El Berrocal is an abandoned uranium mine in a mineralised quartz vein hosted by a Hercynian granite in central Spain. This mine is the focus of an international project to characterise and model natural elemental migration in a fractured-rock environment as an aid to understanding and predicting processes that may occur in a geological repository for radioactive wastes.
Uranium in the mineralised quartz vein has been shown to have originated from the orthomagmatic uraninite in the granite with the elemental removal and migration occurring predominately by hydrothermal fluids. Mobilisation of uranium from the mineralised quartz vein and from granite adjacent to hydraulically-active fractures away from the vein occurred over the geologically-recent past and in the present-day. The most recent mobilisation is evidenced by dissolution features seen in SEM photomicrographs; mineral growth and sorption signatures identified by enhanced uranium concentrations on the surfaces of preexisting minerals; and measured disequilibrium in the uranium series for whole rock close to fracture walls.
Present-day groundwaters in the studied area are young meteoric waters. They are generally calcium-sulphate enriched, oxidising and mildly acidic near the surface, becoming more bicarbonate-rich with near neutral pH in the deeper zones, except around the mineralised vein where the waters are acid (pH around 3) due to oxidisation of the sulphide minerals.
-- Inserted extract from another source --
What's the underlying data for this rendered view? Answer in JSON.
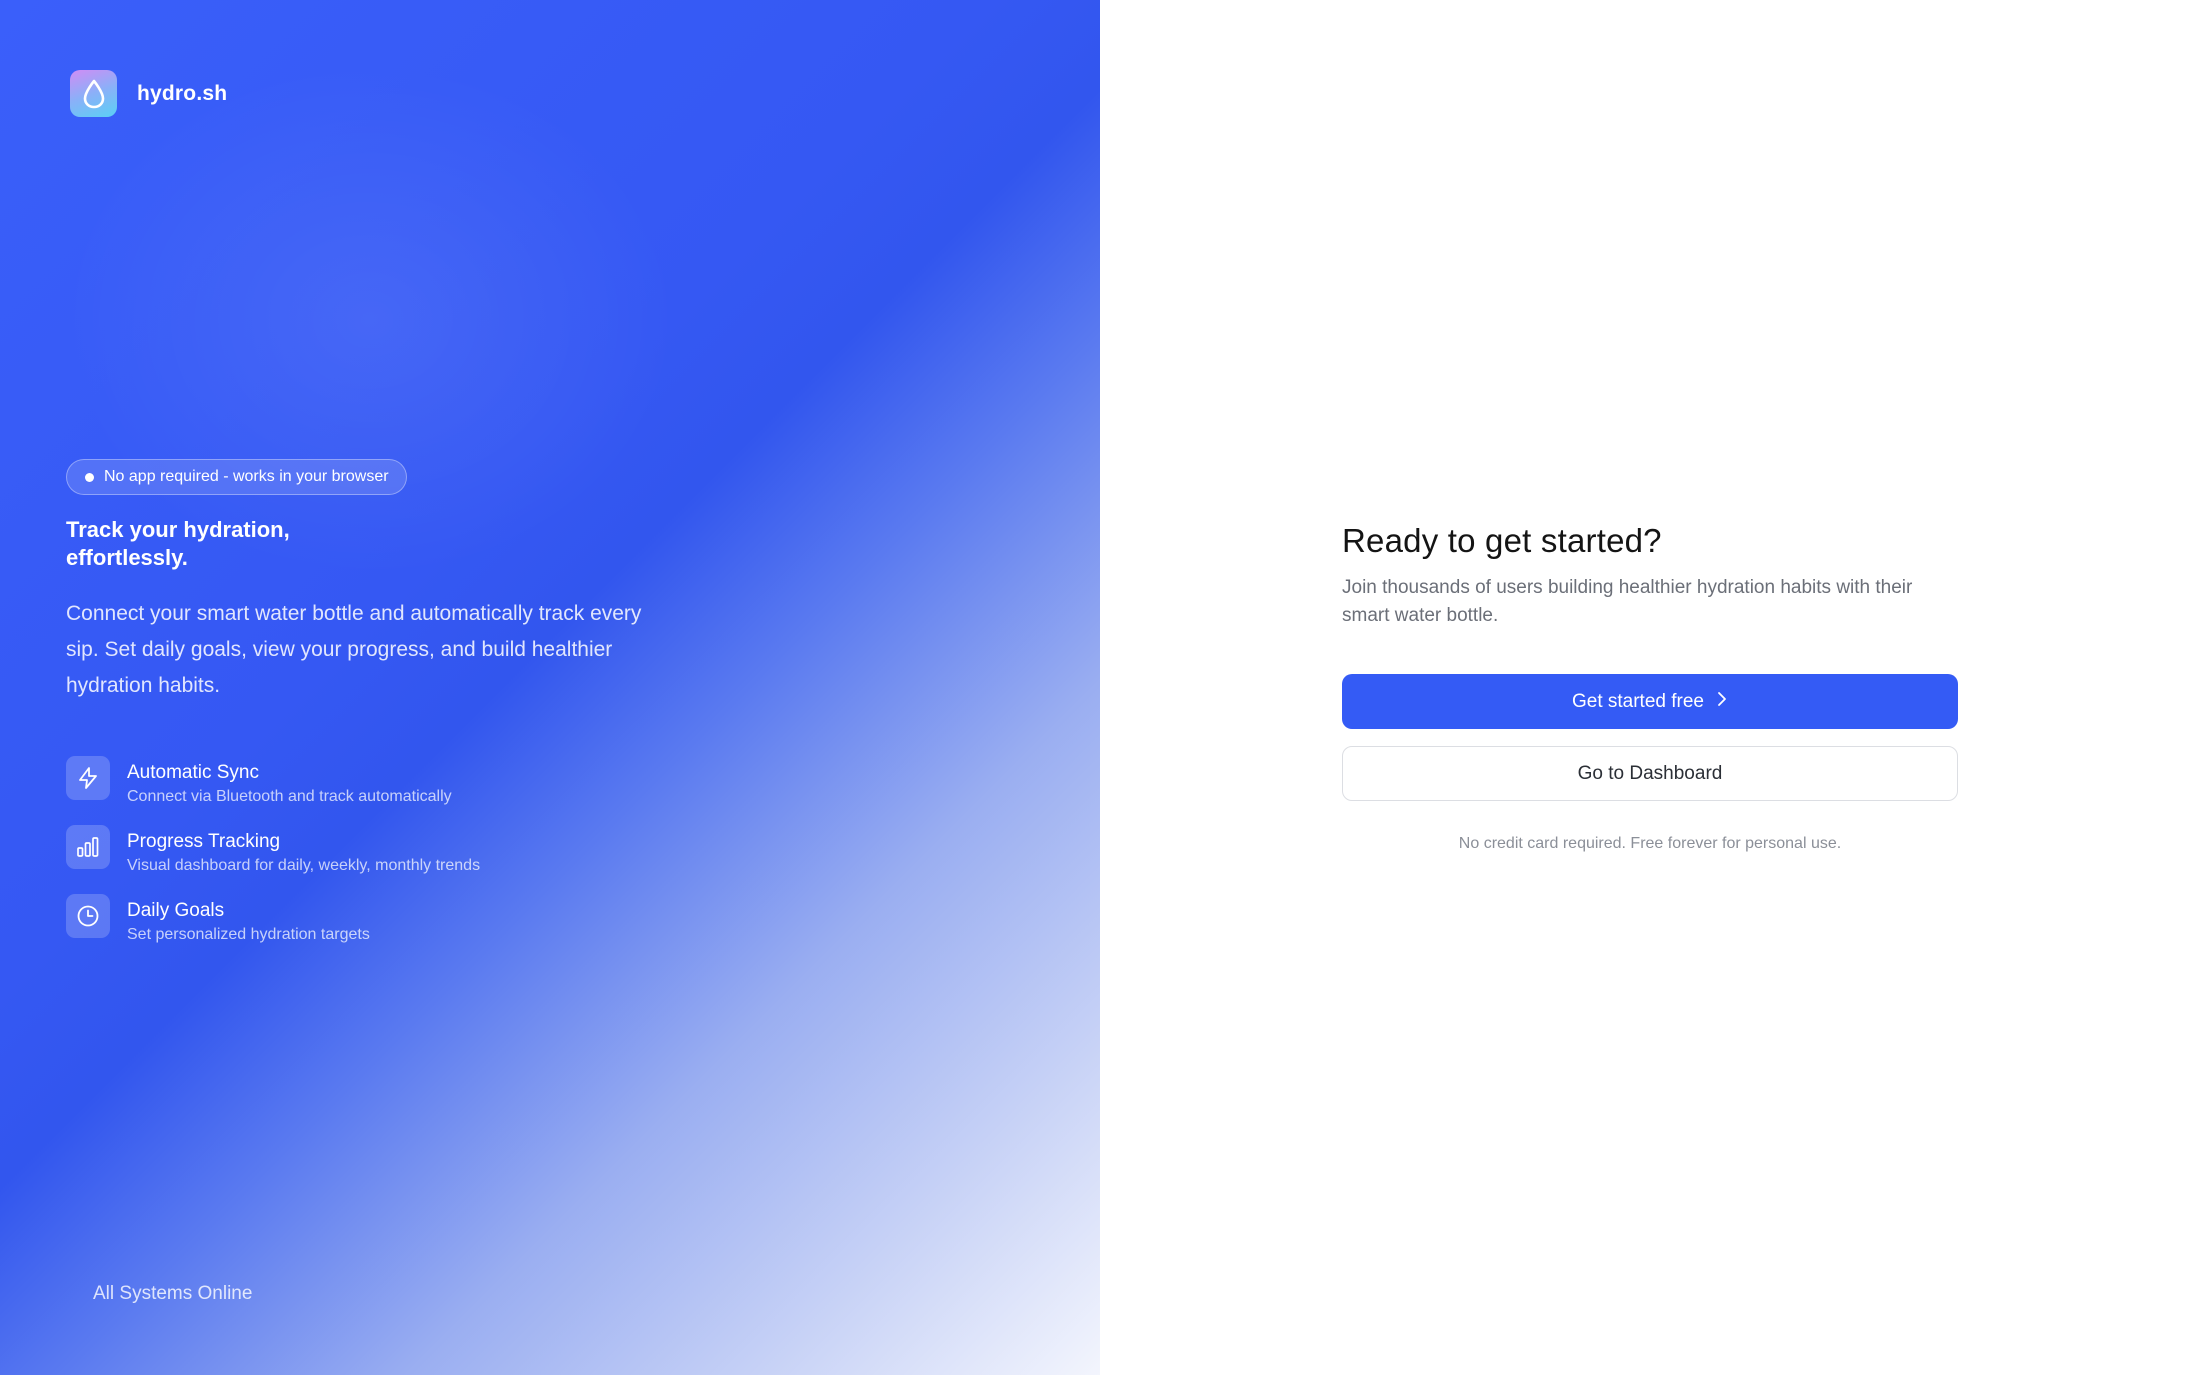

No deep, chemically-reducing groundwaters have yet been identified in the El Berrocal boreholes.